• _WHAT TO PRODUCE_:
Work out how many lines in the entries below contain the string "Înregistrare". Reply with that figure alone.

Interface dataset entries

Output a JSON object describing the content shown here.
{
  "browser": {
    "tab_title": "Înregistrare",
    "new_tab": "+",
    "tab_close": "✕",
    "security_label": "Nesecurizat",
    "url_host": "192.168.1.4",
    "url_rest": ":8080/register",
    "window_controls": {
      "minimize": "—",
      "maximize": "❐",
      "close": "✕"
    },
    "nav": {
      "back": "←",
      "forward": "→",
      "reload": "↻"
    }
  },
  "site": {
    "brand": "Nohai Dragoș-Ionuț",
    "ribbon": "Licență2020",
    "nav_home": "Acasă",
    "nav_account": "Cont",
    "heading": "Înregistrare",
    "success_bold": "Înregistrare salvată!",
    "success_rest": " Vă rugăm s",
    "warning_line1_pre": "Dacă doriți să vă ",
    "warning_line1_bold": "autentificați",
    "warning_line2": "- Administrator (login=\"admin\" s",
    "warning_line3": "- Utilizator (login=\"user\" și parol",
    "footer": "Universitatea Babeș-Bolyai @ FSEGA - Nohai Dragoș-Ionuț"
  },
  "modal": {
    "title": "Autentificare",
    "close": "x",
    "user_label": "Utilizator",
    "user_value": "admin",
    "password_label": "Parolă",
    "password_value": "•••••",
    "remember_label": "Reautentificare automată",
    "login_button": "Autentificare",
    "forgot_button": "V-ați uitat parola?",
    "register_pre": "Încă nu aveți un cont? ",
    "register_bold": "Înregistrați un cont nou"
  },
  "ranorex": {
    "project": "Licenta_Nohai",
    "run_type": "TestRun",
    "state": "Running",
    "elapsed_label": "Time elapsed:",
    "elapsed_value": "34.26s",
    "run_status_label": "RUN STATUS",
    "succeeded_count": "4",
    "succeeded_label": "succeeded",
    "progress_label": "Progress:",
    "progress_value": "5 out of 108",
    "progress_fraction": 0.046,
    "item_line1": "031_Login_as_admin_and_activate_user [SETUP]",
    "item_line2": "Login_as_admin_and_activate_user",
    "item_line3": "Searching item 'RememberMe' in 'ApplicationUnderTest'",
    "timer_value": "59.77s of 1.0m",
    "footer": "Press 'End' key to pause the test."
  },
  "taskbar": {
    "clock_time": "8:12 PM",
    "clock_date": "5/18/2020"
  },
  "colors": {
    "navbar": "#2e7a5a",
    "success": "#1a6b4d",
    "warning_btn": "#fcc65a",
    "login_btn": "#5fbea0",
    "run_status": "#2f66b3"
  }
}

• _EXERCISE RESPONSE_:
3